  1. D Rook1,
  2. F W J te Braake1,
  3. H Schierbeek1,
  4. J B van Goudoever1
  1. 1Pediatrics, Neonatology, Erasmus Mc, Sophia Childrenâs Hospital, Rotterdam, The Netherlands


Background Preterm neonates are subjected to excessive formation of reactive oxygen species, while having reduced antioxidant defense systems. The resulting redox imbalance is strongly associated with diseases like bronchopulmonary dysplasia. In preterm infants on postnatal day 2, concentrations of glutathione (GSH), the most important intracellular antioxidant, increased upon amino acid (AA) administration, whereas fractional synthesis rate (FSR) did not.

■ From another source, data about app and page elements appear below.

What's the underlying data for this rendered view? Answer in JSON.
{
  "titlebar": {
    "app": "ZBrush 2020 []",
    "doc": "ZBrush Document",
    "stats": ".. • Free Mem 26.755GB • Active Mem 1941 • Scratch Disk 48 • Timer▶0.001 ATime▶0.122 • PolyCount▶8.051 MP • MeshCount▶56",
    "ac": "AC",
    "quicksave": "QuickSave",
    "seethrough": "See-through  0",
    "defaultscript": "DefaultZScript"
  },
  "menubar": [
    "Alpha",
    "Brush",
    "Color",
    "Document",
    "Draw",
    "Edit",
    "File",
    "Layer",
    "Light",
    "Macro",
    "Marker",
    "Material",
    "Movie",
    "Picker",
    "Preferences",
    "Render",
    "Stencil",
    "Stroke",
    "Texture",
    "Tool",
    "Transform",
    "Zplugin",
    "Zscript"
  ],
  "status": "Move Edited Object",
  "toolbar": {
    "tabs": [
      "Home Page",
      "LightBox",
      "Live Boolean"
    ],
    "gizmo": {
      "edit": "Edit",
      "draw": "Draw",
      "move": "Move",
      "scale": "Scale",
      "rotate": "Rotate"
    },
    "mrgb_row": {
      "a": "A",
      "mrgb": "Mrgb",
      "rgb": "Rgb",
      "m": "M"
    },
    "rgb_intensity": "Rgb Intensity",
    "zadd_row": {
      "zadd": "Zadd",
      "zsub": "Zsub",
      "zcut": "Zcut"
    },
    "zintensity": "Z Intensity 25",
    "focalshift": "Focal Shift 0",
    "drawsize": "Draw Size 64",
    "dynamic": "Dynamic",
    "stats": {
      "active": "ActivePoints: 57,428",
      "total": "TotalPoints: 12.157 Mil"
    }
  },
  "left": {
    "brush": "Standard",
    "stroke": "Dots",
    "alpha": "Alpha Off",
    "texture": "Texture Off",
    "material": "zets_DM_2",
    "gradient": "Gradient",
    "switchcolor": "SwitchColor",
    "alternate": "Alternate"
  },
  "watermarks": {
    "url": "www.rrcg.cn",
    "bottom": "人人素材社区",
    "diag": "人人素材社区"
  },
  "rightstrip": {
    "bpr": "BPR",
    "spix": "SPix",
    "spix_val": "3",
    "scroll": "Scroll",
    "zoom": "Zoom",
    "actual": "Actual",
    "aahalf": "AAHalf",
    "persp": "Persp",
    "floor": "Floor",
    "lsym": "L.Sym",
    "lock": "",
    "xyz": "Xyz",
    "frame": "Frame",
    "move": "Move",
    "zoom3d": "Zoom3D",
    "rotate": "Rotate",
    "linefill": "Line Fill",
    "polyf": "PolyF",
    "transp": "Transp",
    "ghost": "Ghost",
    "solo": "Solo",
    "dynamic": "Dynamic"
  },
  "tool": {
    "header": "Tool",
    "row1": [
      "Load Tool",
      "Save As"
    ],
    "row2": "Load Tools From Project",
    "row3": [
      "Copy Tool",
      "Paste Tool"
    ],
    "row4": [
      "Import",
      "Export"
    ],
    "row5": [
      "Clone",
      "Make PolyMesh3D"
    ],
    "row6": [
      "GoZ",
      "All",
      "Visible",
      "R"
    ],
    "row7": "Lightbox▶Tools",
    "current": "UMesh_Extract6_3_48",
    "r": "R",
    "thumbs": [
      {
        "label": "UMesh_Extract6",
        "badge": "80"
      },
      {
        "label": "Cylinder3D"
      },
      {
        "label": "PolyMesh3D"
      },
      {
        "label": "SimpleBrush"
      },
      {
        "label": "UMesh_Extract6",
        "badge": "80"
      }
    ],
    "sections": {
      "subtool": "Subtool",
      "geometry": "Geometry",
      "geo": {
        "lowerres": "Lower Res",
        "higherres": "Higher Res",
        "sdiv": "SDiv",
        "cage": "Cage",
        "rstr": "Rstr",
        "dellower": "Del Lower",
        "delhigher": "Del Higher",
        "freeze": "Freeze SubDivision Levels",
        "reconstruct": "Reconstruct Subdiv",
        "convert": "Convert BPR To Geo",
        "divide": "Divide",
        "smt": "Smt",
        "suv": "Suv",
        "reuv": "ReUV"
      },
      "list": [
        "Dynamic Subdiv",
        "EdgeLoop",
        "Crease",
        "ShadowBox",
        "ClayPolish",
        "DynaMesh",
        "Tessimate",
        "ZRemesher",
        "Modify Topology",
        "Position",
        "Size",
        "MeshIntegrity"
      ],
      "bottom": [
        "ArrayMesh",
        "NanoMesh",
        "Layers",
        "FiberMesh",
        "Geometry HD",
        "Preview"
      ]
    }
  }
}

We hypothesized that GSH synthesis increases earlier postnatally.

Objective To compare GSH synthesis rates in erythrocytes on postnatal day 1 and 2 of preterm infants receiving AA from birth onwards.

Methods We conducted a stable isotope study in preterm infants receiving AA (2.4 g/kg/d) directly following birth. A primed continuous infusion of [1-13C]glycine was administered either on postnatal day 1 or 2 (6.5±4 and 35±3 hours postnatally, respectively) to determine FSR and concentration of GSH. Absolute synthesis rates (ASR) were calculated from the product of FSR and GSH concentration.

Results Birth weight, gestational age and AA intake were not different while energy intake was higher on day 2. Erythrocyte GSH concentration increased significantly with time, while the FSR was not significantly different (see table).

Conclusion GSH concentration in preterm infants is increased on day 2 compared to directly after birth, without an accompanying rise in GSH synthesis rate, suggesting that GSH consumption is decreased upon AA administration. Whether AA serve as antioxidants themselves remains to be elucidated.

Rook et al

Statistics from

Request Permissions

If you wish to reuse any or all of this article please use the link below which will take you to the Copyright Clearance Center’s RightsLink service. You will be able to get a quick price and instant permission to reuse the content in many different ways.